What kinds of food do you like to pair your wines with?

There’s nothing like a “lambsicle” (as my kids call rack of lamb) to go with Pinot Noir.

What changes are planned for coming vintages? Any new varietals, blends or propriety wines on the horizon?

I’m pretty much a stick in the mud when it comes to the Burgundian varieties and techniques. I don’t foresee us planting any Tempranillo unless my seven-year-old twins have something up their sleeves.

Is there a style of wine that you think appeals to critics that might not represent your favorite style? How do you deal with it?

For sure. It’s frighteningly common to see winemakers chasing after scores, both here and in Europe. We’re not about making big, extracted, alcoholic Pinots, though that style is what stands out in a line up at a blind tasting. That’s why we generally don’t send our wines off to the critics for scoring.

What do you drink when you are not drinking your own wine?

Other Oregon wines are fun to enjoy, but I’m personally a big Rhône hound and I love Spanish wines.

Do you collect wine? If so, what’s in your cellar?

We do have lots of wine in our “cellar”—that’s using the term loosely…it’s really just a big pile in the corner of our warehouse. There’s lots of Burgundy, Rhône, Oregon, Champagne, Spanish, Riesling and old Eyrie wines.

What do you see as some of the biggest challenges facing the wine industry ?

Well, the recession has been hard on everyone, but we’ve always tried to keep our pricing fair, and I think that has helped us. The 2010 vintage was very small, but quality is very high. I think that will help people catch up on selling through vintages.

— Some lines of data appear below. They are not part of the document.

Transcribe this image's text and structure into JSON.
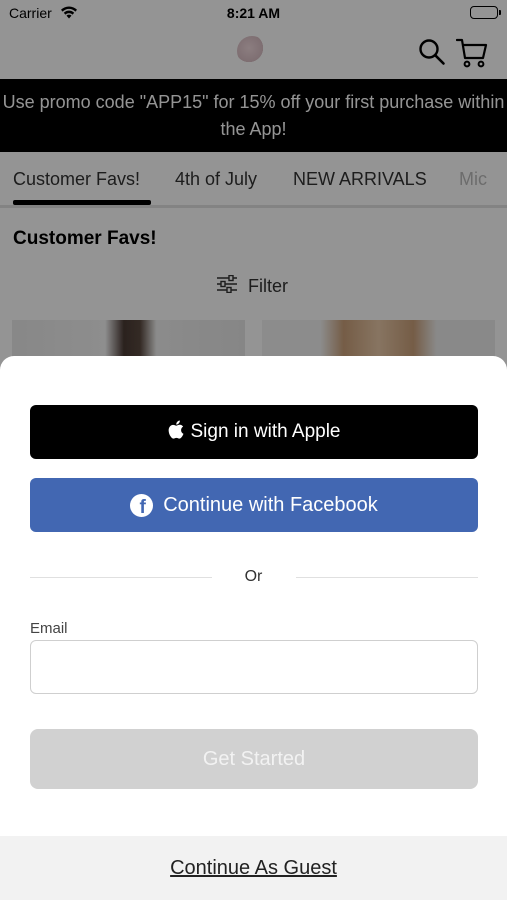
{
  "status_bar": {
    "carrier": "Carrier",
    "time": "8:21 AM",
    "battery_level": 1.0
  },
  "header": {
    "logo_icon": "brand-logo-icon",
    "search_icon": "search-icon",
    "cart_icon": "cart-icon"
  },
  "promo": {
    "text": "Use promo code \"APP15\" for 15% off your first purchase within the App!"
  },
  "tabs": [
    {
      "label": "Customer Favs!",
      "selected": true
    },
    {
      "label": "4th of July",
      "selected": false
    },
    {
      "label": "NEW ARRIVALS",
      "selected": false
    },
    {
      "label": "Mic",
      "selected": false
    }
  ],
  "section": {
    "title": "Customer Favs!",
    "filter_label": "Filter",
    "filter_icon": "sliders-icon"
  },
  "sheet": {
    "apple_label": "Sign in with Apple",
    "facebook_label": "Continue with Facebook",
    "or_label": "Or",
    "email_label": "Email",
    "email_value": "",
    "email_placeholder": "",
    "get_started_label": "Get Started",
    "guest_label": "Continue As Guest"
  },
  "colors": {
    "promo_background": "#000000",
    "facebook_blue": "#4267b2",
    "apple_black": "#000000",
    "disabled_button": "#d1d1d1"
  }
}
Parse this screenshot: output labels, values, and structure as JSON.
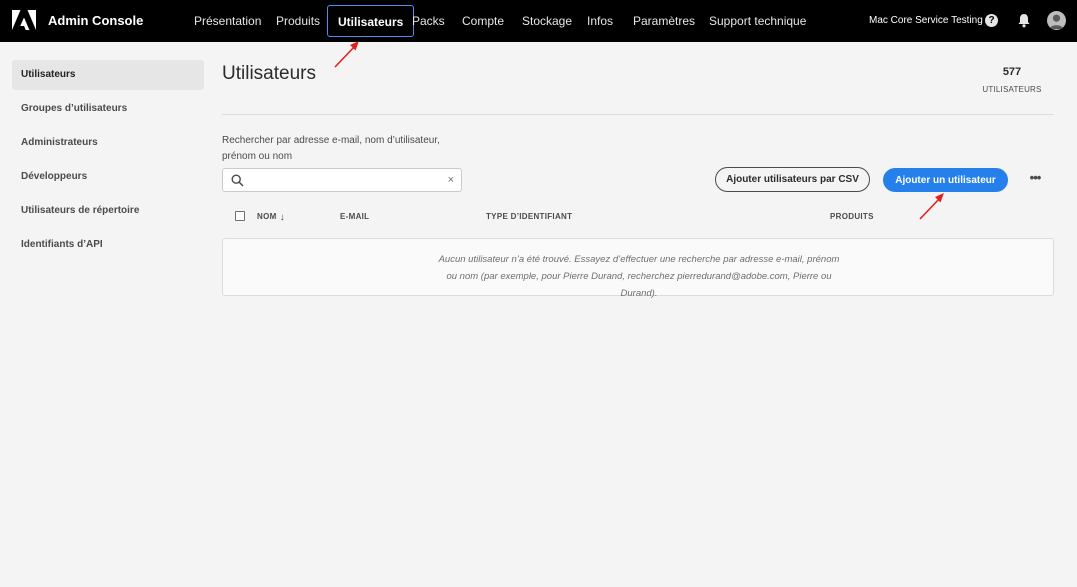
{
  "header": {
    "app_title": "Admin Console",
    "nav": [
      {
        "label": "Présentation"
      },
      {
        "label": "Produits"
      },
      {
        "label": "Utilisateurs",
        "active": true
      },
      {
        "label": "Packs"
      },
      {
        "label": "Compte"
      },
      {
        "label": "Stockage"
      },
      {
        "label": "Infos"
      },
      {
        "label": "Paramètres"
      },
      {
        "label": "Support technique"
      }
    ],
    "account_name": "Mac Core Service Testing",
    "help_glyph": "?",
    "icons": [
      "adobe-logo-icon",
      "help-icon",
      "bell-icon",
      "avatar"
    ]
  },
  "sidebar": {
    "items": [
      {
        "label": "Utilisateurs",
        "active": true
      },
      {
        "label": "Groupes d’utilisateurs"
      },
      {
        "label": "Administrateurs"
      },
      {
        "label": "Développeurs"
      },
      {
        "label": "Utilisateurs de répertoire"
      },
      {
        "label": "Identifiants d’API"
      }
    ]
  },
  "main": {
    "title": "Utilisateurs",
    "count": "577",
    "count_label": "UTILISATEURS",
    "search": {
      "label": "Rechercher par adresse e-mail, nom d’utilisateur, prénom ou nom",
      "value": "",
      "placeholder": "",
      "clear_glyph": "×"
    },
    "buttons": {
      "csv": "Ajouter utilisateurs par CSV",
      "add": "Ajouter un utilisateur",
      "more": "•••"
    },
    "columns": [
      "NOM",
      "E-MAIL",
      "TYPE D’IDENTIFIANT",
      "PRODUITS"
    ],
    "sort_glyph": "↓",
    "empty_message": "Aucun utilisateur n’a été trouvé. Essayez d’effectuer une recherche par adresse e-mail, prénom ou nom (par exemple, pour Pierre Durand, recherchez pierredurand@adobe.com, Pierre ou Durand)."
  },
  "colors": {
    "topbar": "#000000",
    "accent_blue": "#2680eb",
    "active_outline": "#4b8ef0",
    "annotation_red": "#e02020"
  }
}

For more on Westrey Wine Company, check out our recent video interview with Amy on YouTube.